William Binney, the former chief of research, the National Security Agency’s signals intelligence division, describes this situation that we are in now as ‘turnkey totalitarianism,’ that the whole system of totalitarianism has been built—the car, the engine has been built—and it’s just a matter of turning the key. And actually, when we look to see some of the crackdowns on WikiLeaks and the grand jury process and targeted assassinations and so on, actually it’s arguable that key has already been partly turned. The assassinations that occur extrajudicially, the renditions that occur, they don’t occur in isolation. They occur as a result of the information that has been sucked in through this giant signals interception machinery.”

— Excerpt from “Julian Assange on WikiLeaks, Bradley Manning, Cypherpunks, Surveillance State” (Democracy Now!, 29 November 2012)

[…]

And here’s another comment from Assange, on a related subject:

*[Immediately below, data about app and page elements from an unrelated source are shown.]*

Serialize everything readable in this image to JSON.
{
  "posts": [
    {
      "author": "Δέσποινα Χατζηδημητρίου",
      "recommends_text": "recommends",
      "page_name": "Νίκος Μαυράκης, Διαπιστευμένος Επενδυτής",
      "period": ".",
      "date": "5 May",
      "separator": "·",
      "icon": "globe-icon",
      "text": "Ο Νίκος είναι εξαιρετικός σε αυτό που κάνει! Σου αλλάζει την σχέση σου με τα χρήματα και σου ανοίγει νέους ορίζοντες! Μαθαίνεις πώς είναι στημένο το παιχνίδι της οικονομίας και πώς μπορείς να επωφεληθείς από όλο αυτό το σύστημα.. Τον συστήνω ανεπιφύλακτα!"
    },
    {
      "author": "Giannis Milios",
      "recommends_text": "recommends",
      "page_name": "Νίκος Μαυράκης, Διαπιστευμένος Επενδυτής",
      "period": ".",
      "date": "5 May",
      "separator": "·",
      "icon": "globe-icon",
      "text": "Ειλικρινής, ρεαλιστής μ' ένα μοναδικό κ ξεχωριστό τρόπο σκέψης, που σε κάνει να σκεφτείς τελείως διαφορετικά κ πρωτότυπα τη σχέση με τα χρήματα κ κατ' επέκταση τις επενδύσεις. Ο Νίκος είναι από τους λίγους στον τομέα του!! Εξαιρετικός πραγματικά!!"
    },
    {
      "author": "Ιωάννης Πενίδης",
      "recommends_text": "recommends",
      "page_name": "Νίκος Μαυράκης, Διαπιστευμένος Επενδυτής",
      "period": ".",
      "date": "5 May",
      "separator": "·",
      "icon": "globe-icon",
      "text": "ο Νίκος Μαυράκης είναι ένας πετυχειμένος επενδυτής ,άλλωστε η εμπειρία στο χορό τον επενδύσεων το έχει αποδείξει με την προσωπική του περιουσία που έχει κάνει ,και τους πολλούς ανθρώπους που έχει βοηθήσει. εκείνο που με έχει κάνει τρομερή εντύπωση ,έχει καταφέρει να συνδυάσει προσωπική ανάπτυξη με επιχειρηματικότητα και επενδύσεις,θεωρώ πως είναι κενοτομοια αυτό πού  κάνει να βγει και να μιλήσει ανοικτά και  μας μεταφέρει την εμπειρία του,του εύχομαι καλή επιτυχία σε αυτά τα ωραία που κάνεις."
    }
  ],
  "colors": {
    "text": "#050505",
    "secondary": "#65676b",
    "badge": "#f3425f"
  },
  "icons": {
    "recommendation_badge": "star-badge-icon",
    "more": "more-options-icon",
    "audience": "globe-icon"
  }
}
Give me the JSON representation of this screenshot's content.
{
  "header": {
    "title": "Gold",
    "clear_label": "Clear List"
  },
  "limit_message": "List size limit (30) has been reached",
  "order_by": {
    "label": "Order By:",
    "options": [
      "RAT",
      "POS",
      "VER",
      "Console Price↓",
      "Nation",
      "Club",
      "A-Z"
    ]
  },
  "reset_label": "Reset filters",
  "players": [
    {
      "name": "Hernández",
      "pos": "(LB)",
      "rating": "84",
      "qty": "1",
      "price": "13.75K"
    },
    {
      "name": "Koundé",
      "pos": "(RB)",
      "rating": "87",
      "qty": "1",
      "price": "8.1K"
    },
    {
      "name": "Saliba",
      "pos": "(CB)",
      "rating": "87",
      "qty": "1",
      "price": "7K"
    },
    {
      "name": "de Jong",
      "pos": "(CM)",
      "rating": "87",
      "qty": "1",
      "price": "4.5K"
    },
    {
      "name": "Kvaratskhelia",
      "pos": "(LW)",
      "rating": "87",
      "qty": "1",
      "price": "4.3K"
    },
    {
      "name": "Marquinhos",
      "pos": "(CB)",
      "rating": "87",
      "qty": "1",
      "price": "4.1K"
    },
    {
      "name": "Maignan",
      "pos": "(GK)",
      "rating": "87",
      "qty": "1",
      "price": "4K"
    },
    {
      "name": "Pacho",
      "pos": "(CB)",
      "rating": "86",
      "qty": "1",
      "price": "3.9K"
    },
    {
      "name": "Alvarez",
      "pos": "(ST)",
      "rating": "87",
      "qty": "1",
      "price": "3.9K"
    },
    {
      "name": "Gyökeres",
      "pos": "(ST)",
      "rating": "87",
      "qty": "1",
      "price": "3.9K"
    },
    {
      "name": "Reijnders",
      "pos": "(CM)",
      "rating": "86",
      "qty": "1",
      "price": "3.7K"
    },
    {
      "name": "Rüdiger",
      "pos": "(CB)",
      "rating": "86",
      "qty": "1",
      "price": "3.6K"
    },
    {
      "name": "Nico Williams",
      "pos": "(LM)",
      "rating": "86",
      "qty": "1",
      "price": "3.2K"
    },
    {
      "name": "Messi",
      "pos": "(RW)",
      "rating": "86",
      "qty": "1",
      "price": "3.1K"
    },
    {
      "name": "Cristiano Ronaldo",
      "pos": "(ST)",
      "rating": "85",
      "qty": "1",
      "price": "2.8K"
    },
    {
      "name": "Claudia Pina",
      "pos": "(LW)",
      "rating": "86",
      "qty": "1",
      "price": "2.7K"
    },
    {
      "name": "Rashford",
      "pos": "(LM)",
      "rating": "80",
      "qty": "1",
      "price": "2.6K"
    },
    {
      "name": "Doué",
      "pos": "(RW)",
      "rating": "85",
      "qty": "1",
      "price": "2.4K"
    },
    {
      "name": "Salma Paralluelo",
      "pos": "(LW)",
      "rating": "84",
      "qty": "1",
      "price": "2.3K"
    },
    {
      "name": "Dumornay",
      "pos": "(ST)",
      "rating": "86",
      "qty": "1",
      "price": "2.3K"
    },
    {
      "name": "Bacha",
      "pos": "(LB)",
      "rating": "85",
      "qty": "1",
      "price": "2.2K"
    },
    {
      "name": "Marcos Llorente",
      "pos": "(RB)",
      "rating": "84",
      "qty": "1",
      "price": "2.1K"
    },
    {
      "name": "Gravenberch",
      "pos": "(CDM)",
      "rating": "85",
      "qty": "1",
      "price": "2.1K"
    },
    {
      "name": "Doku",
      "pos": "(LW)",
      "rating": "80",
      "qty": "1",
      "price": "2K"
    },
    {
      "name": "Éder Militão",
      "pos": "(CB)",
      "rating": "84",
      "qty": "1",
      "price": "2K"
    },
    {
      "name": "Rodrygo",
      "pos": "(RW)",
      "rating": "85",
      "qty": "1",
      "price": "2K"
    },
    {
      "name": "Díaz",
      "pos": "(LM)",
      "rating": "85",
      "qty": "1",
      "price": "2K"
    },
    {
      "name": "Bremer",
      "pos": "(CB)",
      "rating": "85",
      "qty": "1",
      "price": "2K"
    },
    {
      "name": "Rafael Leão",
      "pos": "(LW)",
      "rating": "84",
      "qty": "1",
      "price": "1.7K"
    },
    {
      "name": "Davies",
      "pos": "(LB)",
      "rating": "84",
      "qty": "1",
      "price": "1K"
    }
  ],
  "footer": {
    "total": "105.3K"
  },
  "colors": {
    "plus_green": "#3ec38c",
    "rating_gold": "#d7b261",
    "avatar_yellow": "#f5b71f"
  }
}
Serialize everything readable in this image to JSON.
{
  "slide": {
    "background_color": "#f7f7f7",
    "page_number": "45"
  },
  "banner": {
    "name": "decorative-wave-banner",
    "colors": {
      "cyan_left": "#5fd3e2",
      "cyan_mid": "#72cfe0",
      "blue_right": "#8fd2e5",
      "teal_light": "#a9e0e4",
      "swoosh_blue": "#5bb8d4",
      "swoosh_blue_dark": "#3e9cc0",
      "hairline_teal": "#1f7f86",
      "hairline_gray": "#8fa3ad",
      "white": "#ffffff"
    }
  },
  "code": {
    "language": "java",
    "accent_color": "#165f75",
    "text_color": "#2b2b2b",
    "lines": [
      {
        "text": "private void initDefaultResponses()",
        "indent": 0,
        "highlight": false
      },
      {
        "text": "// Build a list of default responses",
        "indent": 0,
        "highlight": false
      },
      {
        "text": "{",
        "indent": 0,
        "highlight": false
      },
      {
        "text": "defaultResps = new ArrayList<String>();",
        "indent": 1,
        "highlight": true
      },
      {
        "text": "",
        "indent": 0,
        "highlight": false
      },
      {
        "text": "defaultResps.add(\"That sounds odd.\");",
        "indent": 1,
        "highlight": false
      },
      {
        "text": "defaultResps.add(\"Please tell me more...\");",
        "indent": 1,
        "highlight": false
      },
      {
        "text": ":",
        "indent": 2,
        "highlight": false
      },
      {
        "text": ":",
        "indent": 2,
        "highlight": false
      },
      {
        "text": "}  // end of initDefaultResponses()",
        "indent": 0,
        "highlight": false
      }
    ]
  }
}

“I’m quite interested in the philosophy of technique. Technique means not just a piece of technology but it means, say, majority consensus on a board, or the structure of a parliament — it’s systematized interaction. For example, it seems to me that feudal systems came from the technique of mills. Once you had centralized mills, which required huge investments and which were easily subject to physical control, then it was quite natural that you would end up with feudal relations as a result. As time has gone by we seem to have developed increasingly sophisticated techniques. Some of these techniques can be democratized; they can be spread to everyone. But the majority of them — because of their complexity — are techniques that form as a result of strongly interconnected organizations like Intel Corporation. Perhaps the underlying tendency of technique is to go through these periods of discovering technique, centralizing technique, democratizing technique — when the knowledge about how to do it floods out in the next generation that is educated. But I think that the general tendency for technique is to centralize control in those people who control the physical resources of techniques.”

From “The Web can create revolutions — or jail revolutionaries” (Salon, 02 December 2012)

 

Voline: Anarchism and organization

“A mistaken — or, more often, deliberately inaccurate — interpretation alleges that the libertarian concept means the absence of all organization. This is entirely false: it is not a matter of “organization” or “nonorganization,” but of two different principles of organization…. Of course, say the anarchists, society must be organized. However, the new organization… must be established freely, socially, and, above all, from below. The principle of organization must not issue from a center created in advance to capture the whole and impose itself upon it but, on the contrary, it must come from all sides to create nodes of coordination, natural centers to serve all these points…. On the other hand, the other kind of “organization,” copied from that of the old oppressive and exploitative society,… would exaggerate all the blemishes of the old society…. It could then only be maintained by means of a new artifice.”

Voline (Во́лин)